You should only buy used cars from dealerships, because they can “certify” the value of the car better than an independent seller would. See Honey, the book agrees with me. Although they also said (if I understood correctly), that according to the rules of economics no one would ever want to sell a car unless something is wrong with it. That doesn’t sound right – people upgrade cars all the time even when it isn’t necessary. (Not me – I drive my cars until they flat out refuse to run anymore).
I read chapters 7 and 8, and in case I haven’t already said this, the field of human economics really fascinates me.
The main lesson or chapter 7 can be summed up in three words: communicate, communicate, communicate. Since these economics terms are so much fun, here are a couple of bonus ones:
Pooling equilibrium – Your spouse cannot read your mind. Basically, if you act happy when you are actually furious, go figure – he’ll have no idea that he’s in trouble.
Separating equilibrium – give enough information so your spouse knows what you want him to know
BUT, when you are doing all of this communicating, be sure not to lecture. If you flood your spouse with information, the high information processing costs will hinder his ability to listen and digest what his is hearing. In other words, if someone lectures you, your brain kind of shuts down and all you hear is noise. Then, when the other person expresses annoyance with you weeks later – I TOLD you this already – you have no idea what he is talking about. The authors call this a “conversation coma” which I doubt they took from economics.

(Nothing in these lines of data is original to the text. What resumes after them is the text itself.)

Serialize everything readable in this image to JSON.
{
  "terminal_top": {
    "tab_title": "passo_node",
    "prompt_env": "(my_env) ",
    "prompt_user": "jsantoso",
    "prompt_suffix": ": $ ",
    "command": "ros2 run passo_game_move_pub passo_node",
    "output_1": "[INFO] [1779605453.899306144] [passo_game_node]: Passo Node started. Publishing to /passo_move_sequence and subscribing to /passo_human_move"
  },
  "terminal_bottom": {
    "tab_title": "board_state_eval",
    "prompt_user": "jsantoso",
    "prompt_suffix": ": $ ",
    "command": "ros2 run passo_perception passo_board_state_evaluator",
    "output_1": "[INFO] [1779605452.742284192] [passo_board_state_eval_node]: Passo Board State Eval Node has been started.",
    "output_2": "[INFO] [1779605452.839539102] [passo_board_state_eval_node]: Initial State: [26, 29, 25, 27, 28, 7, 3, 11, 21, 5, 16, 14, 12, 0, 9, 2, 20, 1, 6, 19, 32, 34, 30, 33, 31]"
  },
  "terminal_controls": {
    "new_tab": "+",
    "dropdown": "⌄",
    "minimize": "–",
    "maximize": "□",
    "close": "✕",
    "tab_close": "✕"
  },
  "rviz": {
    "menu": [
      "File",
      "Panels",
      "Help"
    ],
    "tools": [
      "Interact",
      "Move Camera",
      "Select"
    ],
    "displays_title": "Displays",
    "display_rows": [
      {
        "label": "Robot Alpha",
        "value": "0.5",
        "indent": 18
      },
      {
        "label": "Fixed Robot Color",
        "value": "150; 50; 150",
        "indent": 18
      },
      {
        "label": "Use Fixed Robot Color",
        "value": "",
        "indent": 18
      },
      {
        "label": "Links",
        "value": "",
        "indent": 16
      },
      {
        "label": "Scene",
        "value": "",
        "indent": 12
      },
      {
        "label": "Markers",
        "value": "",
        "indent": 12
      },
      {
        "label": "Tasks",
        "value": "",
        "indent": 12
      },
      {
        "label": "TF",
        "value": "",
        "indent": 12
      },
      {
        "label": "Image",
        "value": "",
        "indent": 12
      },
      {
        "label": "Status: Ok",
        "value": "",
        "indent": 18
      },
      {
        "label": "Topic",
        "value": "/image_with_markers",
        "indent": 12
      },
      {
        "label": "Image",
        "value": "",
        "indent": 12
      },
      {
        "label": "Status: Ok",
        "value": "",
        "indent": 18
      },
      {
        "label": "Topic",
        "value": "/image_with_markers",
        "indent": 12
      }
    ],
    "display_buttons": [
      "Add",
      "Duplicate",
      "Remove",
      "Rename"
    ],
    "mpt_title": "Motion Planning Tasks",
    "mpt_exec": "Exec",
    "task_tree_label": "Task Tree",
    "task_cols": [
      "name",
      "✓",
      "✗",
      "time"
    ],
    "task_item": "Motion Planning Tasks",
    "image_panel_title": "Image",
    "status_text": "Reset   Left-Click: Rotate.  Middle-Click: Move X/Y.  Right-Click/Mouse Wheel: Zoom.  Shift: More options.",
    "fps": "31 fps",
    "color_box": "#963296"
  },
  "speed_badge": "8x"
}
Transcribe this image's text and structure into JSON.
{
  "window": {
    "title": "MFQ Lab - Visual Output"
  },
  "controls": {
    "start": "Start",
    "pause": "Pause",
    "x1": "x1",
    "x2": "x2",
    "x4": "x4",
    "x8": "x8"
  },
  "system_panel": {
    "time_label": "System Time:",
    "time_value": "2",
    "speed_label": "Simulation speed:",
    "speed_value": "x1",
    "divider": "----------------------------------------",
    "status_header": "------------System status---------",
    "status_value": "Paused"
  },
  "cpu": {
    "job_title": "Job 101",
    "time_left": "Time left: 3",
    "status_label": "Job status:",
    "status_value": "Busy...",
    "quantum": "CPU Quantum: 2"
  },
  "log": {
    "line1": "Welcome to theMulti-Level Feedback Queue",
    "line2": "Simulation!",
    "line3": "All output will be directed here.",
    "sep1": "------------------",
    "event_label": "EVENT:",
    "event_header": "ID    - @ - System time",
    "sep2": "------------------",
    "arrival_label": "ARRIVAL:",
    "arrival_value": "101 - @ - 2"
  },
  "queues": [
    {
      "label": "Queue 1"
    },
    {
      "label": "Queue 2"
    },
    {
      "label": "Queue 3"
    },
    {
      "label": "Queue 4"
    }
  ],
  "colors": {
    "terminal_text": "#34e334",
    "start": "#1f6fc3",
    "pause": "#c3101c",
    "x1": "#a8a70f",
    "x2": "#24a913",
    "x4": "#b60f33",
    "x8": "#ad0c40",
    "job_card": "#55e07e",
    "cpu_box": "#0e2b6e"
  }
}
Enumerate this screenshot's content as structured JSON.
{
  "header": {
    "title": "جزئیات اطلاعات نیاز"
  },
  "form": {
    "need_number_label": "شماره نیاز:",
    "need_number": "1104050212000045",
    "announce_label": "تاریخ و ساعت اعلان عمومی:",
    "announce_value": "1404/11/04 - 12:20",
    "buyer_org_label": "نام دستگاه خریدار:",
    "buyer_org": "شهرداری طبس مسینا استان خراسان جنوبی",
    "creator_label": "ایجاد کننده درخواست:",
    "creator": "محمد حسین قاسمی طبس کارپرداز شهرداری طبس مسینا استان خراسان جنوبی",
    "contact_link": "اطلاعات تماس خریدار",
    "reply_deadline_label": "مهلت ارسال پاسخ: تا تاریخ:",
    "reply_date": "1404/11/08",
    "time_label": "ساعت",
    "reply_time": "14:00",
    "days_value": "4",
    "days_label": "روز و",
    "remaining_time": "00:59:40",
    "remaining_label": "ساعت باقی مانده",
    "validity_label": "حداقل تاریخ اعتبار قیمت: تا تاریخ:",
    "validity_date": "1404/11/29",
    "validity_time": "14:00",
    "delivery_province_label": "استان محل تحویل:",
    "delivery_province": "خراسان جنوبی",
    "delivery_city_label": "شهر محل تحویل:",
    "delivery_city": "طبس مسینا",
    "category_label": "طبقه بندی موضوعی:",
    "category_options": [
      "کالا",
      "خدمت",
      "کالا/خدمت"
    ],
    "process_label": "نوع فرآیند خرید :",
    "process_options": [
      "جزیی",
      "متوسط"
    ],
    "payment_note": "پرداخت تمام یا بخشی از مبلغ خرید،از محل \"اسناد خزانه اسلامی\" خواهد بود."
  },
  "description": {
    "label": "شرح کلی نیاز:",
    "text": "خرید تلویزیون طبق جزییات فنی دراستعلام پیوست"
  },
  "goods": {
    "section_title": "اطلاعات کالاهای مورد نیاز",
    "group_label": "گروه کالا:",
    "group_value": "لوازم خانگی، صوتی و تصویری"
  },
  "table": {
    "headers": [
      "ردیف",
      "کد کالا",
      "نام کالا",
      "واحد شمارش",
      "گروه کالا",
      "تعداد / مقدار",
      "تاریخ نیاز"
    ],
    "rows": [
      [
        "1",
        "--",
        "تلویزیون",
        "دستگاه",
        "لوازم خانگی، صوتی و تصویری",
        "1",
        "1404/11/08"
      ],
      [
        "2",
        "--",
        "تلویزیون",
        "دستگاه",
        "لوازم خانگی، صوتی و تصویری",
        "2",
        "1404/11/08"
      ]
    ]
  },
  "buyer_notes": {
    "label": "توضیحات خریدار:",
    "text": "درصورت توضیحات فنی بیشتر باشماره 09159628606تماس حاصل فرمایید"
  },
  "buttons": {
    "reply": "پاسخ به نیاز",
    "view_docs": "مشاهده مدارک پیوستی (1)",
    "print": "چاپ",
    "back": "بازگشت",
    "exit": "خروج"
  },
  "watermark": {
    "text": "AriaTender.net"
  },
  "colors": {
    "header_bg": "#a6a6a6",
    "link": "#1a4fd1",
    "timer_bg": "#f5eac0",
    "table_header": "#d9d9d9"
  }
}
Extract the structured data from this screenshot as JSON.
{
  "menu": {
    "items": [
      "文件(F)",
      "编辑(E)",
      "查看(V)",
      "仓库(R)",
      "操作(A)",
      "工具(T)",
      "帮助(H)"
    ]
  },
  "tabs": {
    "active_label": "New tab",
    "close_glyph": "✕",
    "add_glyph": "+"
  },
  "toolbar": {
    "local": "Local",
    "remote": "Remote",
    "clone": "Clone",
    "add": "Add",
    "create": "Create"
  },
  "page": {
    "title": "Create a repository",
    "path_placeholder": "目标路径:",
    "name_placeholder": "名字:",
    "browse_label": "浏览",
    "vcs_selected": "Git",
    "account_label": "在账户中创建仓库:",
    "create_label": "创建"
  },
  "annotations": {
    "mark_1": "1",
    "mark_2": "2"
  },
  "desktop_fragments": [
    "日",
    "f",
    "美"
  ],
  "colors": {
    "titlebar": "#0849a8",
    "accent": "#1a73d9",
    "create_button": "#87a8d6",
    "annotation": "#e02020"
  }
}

As a teacher I see this in my students, and I see it in my daughter too. At some point in my lengthy explanation, their eyes kind of cloud over and they look uncomfortable and inattentive. This is a main reason why I hardly ever lecture when I teach – if you keep things interactive, the students are far more likely to enjoy themselves – they are also more likely to remember the conversation. (Sometimes they quote our discussions on their papers and exams – I love that.)
Another term: intertemporal choice – Every day we are faced with choices that will give us small rewards today or greater rewards tomorrow. (they use a treadmill as an example) We often go for the instant gratification because it’s easy to invent reasons why the delayed reward isn’t so great after all. Remember the marshmallow experiment? A lot of kids didn’t even blink about taking one marshmallow now instead of two treats later – the one on the table looked too tasty to wait for what they couldn’t see. I am a night owl – it’s hard for me to choose in favor of going to sleep early – I get so much done when everyone else is asleep (I blog!), and sometimes I’m at my most creative after midnight. But then I have to get up in the morning. Getting up early would be far easier if I would fall asleep a little earlier (and I understand weight loss would be easier too).
One more thing. The authors recommend the use of commitment devices, or special incentives to help keep one another accountable. I am completely convinced that we shouldn’t bribe our kids with stickers. That said, what if we just aren’t intrinsically motivated to do something? I might have to start posting stickers on my calendar (again) every time I exercise.
Scroll down for other posts about Spousonomics:
Part 1: Spousonomics, by Paula Szuchman and Jenny Anderson
Part 2: Yoga and Over-Cooked Chicken
Part 3: Unpacking my Suitcases
Part 4: Don’t Lecture Me
Part 5: Games and Bubbles
GB Part 1: Post-privacy and Marriage